In conclusion, the absence of blue in night vision goggles can be attributed to practical and physiological factors. While blue light may seem like a logical choice due to its shorter wavelength and potential to enhance image clarity, it is not used extensively in these devices to avoid visual discomfort and potential retinal strain.

Instead, modern night vision technology cleverly harnesses the unique capabilities of green light, as it strikes a balance between improved contrast sensitivity and reduced eye fatigue. 

By optimizing the human eye’s natural response and considering ergonomic design, night vision goggles have evolved to offer exceptional nocturnal vision, making them indispensable tools in various fields.

Frequently Asked Questions(Why Are Night Vision Goggles Not Blue)

Why isn’t night vision blue?

Night vision technology captures and amplifies available light to help us see in low-light conditions. Night vision isn’t blue because blue light has a shorter wavelength and higher energy compared to other colours like green or red. These shorter wavelengths scatter more easily in the atmosphere, making them less effective for long-range night vision.

Additionally, human eyes are more sensitive to green light than blue light. The human eye contains more green-sensitive cone cells, making it easier to perceive green light in low-light situations. Therefore, using green light for night vision allows for better visibility and reduced eye strain.

What is the best colour for night vision?

The best colour for night vision is green. As mentioned earlier, our eyes are more sensitive to green light due to the abundance of green-sensitive cone cells. We were using night vision devices with green display results in a clearer and more detailed image, enhancing our ability to see in the dark.

Greenlight balances scattering in the atmosphere and provides sufficient visibility over longer distances. This is why most night vision technologies, including goggles and scopes, use green light to optimize night-time vision.

Why is night vision green instead of red?
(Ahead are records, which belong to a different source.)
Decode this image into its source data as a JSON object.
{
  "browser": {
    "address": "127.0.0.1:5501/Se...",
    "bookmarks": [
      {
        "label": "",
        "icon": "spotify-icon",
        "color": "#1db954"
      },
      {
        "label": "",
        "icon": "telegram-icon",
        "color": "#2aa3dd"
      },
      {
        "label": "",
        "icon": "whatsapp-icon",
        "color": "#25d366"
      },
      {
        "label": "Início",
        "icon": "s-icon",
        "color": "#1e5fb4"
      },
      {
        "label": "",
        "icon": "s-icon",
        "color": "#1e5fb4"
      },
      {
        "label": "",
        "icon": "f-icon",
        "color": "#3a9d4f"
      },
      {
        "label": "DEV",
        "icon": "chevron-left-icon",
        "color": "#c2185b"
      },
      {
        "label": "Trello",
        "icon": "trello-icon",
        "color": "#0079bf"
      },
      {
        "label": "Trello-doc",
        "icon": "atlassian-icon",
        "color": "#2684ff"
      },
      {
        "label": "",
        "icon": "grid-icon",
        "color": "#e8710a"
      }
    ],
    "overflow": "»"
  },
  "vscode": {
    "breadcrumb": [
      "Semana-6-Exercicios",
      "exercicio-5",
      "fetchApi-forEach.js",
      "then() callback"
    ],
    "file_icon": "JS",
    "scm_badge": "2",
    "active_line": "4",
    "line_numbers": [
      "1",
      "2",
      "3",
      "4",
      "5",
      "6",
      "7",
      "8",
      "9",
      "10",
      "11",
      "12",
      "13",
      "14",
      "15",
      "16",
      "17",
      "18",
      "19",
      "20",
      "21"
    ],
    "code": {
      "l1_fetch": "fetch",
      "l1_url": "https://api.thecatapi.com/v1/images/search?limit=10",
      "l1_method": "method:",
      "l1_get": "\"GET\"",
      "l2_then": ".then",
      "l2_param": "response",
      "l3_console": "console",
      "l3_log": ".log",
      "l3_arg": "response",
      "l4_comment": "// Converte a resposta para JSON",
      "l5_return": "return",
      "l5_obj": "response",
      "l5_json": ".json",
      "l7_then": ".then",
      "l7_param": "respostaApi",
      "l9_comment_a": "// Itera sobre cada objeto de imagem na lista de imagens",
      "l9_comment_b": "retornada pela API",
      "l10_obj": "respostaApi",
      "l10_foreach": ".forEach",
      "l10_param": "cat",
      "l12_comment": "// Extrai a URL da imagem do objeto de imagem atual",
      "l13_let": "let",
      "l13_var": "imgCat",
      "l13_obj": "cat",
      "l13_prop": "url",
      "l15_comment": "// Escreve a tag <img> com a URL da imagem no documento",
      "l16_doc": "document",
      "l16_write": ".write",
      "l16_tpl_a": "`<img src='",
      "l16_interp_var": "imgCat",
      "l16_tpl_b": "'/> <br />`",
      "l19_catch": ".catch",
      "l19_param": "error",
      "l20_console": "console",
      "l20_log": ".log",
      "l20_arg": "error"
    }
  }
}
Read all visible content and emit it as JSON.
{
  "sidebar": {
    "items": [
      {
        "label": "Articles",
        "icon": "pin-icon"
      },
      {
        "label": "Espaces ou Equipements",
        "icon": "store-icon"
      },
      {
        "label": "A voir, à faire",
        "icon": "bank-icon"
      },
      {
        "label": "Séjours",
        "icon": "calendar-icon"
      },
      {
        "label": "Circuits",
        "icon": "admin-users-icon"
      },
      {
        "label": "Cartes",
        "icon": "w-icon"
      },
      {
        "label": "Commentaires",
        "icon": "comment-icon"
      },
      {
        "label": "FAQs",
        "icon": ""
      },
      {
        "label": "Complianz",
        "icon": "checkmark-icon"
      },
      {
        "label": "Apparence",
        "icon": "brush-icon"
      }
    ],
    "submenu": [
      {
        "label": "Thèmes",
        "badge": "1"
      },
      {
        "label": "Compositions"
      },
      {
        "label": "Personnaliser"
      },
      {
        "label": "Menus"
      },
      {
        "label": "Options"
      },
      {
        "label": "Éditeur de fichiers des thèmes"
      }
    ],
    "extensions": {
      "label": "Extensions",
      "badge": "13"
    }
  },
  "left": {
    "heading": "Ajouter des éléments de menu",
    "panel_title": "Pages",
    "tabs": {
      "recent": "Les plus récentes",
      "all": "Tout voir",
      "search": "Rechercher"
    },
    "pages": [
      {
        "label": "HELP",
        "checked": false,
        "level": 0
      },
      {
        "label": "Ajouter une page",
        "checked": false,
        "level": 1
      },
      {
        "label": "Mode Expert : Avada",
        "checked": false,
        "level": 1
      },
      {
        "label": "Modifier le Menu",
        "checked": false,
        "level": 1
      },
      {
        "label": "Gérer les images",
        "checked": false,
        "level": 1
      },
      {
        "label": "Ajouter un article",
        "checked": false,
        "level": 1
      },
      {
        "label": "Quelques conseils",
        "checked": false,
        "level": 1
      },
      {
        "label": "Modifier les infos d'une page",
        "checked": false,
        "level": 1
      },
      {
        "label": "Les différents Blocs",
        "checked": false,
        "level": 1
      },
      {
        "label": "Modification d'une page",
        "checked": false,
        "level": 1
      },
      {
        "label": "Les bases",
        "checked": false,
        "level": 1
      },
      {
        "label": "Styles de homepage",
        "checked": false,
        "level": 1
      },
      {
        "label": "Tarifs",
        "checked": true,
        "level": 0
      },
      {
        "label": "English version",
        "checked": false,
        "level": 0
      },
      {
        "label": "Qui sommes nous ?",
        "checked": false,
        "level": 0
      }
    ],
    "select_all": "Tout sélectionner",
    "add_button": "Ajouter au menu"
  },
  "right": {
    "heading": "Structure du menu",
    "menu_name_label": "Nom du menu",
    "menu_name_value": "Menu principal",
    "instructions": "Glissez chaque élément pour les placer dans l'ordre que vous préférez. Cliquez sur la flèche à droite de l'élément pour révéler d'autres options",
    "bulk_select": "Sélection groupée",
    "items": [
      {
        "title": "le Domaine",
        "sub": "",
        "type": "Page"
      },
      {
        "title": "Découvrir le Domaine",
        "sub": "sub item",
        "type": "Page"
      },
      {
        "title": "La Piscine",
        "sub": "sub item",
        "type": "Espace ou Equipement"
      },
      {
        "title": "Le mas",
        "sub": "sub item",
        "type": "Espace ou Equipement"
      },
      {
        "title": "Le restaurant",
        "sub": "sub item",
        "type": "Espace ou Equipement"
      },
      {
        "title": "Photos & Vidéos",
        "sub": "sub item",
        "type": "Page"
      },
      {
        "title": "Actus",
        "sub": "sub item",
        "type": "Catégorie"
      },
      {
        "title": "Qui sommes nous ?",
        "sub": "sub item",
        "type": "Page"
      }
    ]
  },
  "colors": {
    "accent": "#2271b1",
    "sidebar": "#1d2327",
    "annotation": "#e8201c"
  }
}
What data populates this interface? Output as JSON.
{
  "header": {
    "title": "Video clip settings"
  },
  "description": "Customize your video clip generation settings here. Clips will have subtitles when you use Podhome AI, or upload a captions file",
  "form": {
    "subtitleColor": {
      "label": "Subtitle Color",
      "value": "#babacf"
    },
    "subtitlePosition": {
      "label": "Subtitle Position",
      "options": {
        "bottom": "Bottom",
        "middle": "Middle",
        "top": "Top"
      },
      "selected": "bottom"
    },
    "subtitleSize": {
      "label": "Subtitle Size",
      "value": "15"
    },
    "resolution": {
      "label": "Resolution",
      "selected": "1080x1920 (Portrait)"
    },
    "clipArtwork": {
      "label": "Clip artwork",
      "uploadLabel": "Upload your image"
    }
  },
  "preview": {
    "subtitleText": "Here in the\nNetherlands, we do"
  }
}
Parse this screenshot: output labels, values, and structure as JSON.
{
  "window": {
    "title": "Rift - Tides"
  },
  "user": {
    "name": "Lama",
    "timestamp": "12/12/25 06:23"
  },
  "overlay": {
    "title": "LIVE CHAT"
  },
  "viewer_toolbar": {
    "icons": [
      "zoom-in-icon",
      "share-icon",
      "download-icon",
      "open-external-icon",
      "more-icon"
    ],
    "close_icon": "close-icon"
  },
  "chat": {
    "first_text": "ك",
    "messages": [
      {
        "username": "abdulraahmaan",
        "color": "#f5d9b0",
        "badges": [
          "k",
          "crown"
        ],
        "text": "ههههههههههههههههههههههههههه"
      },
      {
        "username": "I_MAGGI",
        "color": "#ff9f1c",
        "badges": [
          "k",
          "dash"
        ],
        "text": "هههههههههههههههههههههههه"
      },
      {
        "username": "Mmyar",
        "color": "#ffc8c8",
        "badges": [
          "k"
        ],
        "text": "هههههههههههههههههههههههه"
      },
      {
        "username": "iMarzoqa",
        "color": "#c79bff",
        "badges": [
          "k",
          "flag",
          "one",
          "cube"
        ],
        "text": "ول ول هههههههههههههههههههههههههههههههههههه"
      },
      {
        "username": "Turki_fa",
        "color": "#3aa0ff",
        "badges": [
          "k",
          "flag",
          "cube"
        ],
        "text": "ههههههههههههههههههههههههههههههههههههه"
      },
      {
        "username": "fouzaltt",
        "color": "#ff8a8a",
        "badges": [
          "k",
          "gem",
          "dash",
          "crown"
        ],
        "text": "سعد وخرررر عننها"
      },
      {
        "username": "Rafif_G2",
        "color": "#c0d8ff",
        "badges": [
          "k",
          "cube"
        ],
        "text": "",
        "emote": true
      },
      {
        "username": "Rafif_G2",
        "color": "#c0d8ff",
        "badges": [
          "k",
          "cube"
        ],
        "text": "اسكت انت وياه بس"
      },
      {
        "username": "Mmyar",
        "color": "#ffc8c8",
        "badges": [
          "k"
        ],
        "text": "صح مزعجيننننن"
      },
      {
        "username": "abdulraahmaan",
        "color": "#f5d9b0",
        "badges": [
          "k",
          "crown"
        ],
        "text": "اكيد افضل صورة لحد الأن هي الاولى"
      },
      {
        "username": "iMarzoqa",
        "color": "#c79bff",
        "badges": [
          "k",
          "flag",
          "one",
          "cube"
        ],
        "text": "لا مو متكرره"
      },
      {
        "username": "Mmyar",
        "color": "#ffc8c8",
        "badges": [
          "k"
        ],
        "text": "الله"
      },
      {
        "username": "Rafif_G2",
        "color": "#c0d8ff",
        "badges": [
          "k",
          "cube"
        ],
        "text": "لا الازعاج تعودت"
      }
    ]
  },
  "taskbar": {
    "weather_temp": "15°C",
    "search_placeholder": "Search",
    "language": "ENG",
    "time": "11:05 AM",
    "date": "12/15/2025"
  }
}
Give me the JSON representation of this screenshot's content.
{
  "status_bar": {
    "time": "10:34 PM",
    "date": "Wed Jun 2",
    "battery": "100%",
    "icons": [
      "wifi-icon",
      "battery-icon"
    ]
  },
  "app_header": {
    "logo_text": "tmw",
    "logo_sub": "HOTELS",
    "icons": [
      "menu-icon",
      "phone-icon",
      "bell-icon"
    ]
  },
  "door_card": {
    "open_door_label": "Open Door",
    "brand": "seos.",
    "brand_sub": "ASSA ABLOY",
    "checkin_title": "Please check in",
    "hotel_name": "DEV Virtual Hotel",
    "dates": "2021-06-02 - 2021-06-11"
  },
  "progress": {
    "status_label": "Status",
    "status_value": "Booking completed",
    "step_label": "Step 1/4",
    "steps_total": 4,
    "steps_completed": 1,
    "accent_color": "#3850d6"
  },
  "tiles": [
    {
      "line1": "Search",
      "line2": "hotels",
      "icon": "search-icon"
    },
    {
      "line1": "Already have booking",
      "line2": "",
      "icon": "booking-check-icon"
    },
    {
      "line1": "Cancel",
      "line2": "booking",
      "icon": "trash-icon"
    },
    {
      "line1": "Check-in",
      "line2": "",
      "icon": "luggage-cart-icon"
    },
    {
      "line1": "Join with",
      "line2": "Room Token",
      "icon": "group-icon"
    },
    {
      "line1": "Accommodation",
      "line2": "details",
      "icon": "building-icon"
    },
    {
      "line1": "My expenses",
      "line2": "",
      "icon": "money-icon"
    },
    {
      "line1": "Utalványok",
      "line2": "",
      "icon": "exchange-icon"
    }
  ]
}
Night vision is green instead of red for several reasons. Firstly, as we discussed earlier, our eyes are more sensitive to green light, making it easier to perceive and interpret images in low-light conditions.
Secondly, green light provides a higher contrast when looking at objects against a dark background. This increased contrast helps to distinguish shapes, textures, and movements more effectively.

Lastly, using red light for night vision could interfere with our natural adaptation process. When exposed to bright light, our eyes undergo dark adaptation, where the pupils dilate to allow more light in and improve sensitivity in low-light conditions. Red light has been found to inhibit this process, making it less ideal for night vision applications.

Can night vision goggles be red?

While night vision goggles can technically use red light, it is not the preferred colour for the above reasons. Red light may not provide the same clarity and contrast as green light, reducing visibility and potentially causing more eye strain.

Red light might be used when preserving night vision is critical, such as on submarines or in darkrooms where photographers work with light-sensitive materials. In these cases, red light is chosen because it has the least impact on dark adaptation and allows individuals to see without fully losing their night vision.

However, green remains the colour of choice for general night vision applications due to its superior effectiveness and user-friendly qualities. Green night vision goggles provide the best compromise between clarity, visibility, and eye comfort in low-light environments.